## [Exercise details]
Pick every line from the data that holds the word "desc".

## [Data in this exercise]
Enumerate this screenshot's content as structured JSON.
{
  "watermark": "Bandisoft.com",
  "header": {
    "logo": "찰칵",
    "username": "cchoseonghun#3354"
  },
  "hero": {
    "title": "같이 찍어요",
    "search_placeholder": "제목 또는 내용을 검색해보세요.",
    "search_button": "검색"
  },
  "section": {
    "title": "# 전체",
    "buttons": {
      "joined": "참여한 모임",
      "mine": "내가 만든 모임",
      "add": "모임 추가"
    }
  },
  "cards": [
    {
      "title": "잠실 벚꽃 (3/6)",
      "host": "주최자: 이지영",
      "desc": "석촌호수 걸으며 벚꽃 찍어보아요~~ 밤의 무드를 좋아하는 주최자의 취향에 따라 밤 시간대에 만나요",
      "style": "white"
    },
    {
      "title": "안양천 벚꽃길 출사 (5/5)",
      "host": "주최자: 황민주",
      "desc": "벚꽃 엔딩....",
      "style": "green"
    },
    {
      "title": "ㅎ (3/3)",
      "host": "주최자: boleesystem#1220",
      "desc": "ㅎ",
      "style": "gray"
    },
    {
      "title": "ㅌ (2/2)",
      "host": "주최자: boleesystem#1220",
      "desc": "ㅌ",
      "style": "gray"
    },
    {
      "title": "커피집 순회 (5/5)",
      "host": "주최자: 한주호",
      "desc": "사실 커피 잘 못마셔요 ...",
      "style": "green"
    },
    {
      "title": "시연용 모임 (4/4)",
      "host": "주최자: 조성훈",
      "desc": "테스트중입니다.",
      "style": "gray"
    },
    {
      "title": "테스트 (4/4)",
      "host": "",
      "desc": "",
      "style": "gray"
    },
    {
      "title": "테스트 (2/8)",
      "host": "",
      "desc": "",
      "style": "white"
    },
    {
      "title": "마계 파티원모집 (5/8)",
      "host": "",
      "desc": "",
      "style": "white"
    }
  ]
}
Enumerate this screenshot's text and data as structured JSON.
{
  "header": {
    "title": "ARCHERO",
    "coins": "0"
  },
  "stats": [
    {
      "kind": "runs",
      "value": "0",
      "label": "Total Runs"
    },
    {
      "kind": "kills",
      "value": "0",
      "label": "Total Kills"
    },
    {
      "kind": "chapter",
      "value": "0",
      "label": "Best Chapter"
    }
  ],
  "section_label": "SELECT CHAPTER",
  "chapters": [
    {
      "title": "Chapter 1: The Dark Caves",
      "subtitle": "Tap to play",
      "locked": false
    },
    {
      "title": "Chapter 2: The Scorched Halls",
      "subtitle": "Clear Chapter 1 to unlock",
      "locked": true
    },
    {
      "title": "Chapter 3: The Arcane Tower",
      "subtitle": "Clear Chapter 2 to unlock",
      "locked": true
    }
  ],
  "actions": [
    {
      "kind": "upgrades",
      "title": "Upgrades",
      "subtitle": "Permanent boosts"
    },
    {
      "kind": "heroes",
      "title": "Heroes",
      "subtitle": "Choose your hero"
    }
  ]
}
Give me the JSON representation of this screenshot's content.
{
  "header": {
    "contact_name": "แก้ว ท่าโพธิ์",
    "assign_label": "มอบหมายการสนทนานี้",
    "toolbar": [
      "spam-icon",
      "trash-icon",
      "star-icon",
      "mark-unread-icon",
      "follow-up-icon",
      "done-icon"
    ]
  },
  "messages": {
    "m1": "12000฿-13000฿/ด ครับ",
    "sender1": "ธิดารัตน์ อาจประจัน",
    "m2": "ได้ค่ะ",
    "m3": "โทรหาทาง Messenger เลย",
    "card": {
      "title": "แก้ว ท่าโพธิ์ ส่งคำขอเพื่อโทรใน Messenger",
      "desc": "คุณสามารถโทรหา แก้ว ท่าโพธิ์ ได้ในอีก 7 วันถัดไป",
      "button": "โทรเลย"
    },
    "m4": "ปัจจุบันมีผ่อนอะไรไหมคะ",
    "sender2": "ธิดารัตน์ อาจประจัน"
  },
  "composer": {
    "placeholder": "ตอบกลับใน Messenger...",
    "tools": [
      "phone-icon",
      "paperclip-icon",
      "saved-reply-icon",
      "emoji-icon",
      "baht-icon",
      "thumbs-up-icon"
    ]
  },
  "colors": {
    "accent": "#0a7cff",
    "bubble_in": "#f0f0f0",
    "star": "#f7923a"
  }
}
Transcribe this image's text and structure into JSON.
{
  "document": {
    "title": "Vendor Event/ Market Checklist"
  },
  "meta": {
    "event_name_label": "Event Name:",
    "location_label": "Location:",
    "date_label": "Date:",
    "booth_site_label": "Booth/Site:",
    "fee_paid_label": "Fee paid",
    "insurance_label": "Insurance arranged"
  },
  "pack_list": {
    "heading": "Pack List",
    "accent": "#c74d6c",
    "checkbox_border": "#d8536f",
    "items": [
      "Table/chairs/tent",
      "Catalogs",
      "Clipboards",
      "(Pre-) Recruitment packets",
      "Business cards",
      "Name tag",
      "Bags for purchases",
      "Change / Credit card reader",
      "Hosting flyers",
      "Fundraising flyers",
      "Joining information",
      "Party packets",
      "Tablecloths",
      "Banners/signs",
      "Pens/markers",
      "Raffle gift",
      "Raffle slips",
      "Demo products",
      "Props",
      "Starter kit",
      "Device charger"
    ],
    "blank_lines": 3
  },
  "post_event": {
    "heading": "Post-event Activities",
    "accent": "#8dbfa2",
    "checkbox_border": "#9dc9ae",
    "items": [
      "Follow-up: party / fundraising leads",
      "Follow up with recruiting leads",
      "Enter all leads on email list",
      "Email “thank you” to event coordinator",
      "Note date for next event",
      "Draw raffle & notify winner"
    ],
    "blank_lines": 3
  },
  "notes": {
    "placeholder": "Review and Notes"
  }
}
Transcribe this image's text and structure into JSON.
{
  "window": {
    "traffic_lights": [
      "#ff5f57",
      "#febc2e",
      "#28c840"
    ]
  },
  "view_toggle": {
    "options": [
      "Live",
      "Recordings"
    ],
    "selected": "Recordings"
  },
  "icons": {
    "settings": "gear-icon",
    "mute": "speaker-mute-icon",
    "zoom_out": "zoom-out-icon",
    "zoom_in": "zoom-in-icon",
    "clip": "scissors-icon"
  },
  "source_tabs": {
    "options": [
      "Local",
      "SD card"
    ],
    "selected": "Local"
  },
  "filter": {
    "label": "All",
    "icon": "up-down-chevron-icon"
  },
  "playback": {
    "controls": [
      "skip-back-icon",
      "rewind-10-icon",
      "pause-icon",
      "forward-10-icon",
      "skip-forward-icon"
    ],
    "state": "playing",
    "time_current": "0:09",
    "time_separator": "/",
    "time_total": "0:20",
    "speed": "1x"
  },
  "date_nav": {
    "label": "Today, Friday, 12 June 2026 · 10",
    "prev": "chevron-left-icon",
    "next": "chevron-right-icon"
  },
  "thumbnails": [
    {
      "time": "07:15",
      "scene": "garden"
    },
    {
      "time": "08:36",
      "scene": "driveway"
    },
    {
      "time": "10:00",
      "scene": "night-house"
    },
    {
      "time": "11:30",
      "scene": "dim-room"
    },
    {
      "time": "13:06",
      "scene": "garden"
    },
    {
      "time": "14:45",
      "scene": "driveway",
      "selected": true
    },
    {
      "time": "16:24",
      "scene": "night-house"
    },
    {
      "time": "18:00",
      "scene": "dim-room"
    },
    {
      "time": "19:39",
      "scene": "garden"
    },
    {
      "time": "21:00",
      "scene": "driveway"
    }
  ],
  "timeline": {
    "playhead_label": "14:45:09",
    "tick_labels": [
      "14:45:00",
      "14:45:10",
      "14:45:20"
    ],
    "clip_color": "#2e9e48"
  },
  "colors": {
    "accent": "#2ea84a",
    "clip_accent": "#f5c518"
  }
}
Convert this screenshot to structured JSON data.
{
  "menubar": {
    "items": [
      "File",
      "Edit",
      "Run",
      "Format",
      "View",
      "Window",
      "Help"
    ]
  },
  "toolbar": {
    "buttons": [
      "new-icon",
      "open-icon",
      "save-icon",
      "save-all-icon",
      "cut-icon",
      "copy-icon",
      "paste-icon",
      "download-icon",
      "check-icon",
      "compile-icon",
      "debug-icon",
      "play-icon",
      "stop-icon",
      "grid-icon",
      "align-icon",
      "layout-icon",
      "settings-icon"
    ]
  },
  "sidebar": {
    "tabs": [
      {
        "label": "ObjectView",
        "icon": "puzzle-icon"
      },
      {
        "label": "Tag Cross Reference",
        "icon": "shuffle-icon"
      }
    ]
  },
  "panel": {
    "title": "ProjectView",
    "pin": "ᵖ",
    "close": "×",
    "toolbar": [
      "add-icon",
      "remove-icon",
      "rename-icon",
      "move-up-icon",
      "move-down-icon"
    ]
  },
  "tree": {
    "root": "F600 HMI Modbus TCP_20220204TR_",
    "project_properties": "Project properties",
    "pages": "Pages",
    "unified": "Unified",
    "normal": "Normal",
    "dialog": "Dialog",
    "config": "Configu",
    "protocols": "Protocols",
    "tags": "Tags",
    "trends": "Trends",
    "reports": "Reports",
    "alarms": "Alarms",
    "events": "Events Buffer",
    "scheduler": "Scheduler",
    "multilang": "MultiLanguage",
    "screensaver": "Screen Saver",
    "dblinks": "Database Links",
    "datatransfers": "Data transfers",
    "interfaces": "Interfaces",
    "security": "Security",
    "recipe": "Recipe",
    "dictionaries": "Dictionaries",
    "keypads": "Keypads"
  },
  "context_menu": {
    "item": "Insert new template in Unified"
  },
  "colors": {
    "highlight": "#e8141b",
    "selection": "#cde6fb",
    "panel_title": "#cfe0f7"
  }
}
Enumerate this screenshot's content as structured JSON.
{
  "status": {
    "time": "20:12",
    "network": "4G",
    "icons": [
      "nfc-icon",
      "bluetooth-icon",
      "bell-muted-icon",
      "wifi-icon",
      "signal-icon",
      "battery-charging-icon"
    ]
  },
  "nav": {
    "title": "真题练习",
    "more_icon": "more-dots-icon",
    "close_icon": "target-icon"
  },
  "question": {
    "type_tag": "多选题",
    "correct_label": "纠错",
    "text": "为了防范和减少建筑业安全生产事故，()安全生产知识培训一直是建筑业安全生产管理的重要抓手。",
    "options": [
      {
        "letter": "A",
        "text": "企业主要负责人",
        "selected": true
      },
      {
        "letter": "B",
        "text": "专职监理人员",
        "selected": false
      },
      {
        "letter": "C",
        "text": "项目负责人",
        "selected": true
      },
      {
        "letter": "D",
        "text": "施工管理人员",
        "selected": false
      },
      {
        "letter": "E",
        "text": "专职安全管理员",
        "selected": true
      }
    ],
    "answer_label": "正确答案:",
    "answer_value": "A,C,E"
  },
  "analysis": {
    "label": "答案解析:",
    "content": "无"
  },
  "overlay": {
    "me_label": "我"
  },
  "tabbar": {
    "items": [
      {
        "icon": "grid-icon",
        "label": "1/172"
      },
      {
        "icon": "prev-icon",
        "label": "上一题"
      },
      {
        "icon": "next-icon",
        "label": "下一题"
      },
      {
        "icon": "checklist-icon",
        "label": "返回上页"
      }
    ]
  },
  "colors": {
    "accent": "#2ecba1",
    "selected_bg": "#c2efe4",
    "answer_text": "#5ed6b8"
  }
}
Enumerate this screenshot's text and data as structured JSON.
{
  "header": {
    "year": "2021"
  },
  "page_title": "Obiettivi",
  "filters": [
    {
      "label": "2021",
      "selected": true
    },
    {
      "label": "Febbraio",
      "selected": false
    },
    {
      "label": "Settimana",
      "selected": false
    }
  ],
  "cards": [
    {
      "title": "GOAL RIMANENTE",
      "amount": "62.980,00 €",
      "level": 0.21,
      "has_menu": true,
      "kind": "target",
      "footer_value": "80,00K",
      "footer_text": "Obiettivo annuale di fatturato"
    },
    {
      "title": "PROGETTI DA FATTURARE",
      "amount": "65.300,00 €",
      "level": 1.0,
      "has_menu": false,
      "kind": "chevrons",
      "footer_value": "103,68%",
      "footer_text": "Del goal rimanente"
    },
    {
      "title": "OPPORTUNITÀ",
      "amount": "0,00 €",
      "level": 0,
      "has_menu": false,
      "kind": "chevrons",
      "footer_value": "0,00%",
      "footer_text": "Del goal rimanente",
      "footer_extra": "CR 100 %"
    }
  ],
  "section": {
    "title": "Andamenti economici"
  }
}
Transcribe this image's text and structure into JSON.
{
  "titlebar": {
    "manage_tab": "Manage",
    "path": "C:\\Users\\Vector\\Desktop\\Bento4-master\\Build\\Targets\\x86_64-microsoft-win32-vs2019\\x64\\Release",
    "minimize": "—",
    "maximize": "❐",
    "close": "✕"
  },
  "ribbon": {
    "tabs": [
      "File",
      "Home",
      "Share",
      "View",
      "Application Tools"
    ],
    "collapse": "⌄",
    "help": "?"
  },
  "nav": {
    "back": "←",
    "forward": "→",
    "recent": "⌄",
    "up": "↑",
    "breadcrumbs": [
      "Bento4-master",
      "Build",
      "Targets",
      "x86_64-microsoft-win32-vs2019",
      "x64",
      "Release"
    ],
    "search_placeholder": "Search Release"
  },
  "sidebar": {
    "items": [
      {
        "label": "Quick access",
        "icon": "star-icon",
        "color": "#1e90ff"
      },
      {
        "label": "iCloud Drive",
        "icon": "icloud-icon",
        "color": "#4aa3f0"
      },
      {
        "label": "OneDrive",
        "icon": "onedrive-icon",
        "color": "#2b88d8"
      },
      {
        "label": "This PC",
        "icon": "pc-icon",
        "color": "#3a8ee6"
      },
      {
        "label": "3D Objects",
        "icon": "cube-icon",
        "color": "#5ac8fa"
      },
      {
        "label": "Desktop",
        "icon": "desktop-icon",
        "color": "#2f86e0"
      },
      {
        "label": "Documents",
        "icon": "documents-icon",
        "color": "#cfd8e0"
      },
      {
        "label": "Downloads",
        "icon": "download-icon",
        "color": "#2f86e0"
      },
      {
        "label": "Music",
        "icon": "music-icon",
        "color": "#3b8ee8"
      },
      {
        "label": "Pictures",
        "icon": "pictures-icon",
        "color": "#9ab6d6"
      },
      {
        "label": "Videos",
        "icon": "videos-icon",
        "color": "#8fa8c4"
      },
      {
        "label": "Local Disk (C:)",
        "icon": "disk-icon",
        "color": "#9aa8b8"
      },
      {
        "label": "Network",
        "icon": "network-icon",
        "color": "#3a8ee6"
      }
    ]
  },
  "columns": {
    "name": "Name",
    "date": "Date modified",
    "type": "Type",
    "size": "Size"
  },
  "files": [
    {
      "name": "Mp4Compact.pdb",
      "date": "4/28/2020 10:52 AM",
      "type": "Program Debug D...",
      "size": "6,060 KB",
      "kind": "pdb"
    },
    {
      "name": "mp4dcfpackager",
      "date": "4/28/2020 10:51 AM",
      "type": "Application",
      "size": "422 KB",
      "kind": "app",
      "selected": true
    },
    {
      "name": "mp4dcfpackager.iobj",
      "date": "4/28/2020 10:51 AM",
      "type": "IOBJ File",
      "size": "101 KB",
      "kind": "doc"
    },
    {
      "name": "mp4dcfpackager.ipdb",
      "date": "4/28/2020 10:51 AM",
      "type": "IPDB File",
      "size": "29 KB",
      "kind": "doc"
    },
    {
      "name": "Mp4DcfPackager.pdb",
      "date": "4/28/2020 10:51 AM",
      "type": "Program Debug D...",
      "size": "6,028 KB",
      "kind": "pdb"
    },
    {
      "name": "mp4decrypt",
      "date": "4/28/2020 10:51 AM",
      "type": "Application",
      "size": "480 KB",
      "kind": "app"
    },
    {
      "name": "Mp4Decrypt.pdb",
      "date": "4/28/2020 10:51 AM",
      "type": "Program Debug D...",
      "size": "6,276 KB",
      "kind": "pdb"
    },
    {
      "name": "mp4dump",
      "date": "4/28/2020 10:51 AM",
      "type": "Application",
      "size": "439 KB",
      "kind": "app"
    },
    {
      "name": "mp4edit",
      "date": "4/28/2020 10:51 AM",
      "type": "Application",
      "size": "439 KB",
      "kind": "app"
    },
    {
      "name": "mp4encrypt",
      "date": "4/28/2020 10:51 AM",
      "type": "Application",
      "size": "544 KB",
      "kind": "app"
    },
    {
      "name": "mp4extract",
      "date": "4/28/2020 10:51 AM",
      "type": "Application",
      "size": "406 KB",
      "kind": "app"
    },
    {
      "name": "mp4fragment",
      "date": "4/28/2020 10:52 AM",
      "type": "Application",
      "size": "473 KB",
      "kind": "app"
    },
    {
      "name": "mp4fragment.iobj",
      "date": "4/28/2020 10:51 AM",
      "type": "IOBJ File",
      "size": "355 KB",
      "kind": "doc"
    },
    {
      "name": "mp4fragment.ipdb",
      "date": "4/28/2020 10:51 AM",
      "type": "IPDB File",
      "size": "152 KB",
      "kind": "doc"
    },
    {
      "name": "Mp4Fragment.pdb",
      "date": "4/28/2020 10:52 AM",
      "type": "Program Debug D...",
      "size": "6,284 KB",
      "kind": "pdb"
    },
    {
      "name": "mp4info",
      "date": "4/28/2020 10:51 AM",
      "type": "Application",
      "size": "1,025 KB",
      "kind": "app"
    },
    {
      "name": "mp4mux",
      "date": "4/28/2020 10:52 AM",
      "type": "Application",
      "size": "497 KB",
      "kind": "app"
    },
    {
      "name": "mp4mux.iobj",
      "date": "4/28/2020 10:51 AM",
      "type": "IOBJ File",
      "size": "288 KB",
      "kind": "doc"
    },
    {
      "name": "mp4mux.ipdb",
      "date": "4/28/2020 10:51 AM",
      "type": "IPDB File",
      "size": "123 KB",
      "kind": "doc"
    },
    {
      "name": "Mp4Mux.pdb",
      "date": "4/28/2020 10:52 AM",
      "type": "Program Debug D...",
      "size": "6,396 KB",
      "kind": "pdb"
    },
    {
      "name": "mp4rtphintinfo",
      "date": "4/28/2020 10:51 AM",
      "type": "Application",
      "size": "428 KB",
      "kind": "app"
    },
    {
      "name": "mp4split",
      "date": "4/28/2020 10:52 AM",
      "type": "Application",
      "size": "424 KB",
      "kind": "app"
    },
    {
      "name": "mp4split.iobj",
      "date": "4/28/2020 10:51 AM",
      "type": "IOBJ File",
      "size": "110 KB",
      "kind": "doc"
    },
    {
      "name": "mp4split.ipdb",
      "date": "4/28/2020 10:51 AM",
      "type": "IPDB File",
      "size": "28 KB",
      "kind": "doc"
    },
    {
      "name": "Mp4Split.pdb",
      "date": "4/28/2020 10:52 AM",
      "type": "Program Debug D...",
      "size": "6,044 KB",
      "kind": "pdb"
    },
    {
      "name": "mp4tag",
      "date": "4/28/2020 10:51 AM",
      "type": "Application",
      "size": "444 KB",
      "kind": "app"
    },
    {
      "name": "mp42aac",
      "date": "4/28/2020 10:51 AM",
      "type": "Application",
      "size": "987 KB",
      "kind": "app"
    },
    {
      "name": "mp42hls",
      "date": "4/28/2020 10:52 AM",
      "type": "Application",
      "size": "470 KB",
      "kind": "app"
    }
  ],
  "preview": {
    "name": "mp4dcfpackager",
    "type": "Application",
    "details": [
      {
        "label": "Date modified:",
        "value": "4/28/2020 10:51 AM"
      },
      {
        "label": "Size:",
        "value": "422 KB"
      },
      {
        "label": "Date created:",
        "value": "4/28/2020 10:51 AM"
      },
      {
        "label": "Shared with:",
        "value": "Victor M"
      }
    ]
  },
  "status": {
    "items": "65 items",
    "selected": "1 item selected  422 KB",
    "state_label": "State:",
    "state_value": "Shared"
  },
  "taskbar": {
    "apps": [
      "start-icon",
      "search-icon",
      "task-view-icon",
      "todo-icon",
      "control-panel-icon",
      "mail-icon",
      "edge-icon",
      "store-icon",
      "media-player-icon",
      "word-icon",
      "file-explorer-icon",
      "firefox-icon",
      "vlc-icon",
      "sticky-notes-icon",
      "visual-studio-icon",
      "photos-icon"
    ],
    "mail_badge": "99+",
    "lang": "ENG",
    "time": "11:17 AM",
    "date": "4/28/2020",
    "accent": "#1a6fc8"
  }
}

## [Solution for this task]
      "desc": "석촌호수 걸으며 벚꽃 찍어보아요~~ 밤의 무드를 좋아하는 주최자의 취향에 따라 밤 시간대에 만나요",
      "desc": "벚꽃 엔딩....",
      "desc": "ㅎ",
      "desc": "ㅌ",
      "desc": "사실 커피 잘 못마셔요 ...",
      "desc": "테스트중입니다.",
      "desc": "",
      "desc": "",
      "desc": "",
      "desc": "คุณสามารถโทรหา แก้ว ท่าโพธิ์ ได้ในอีก 7 วันถัดไป",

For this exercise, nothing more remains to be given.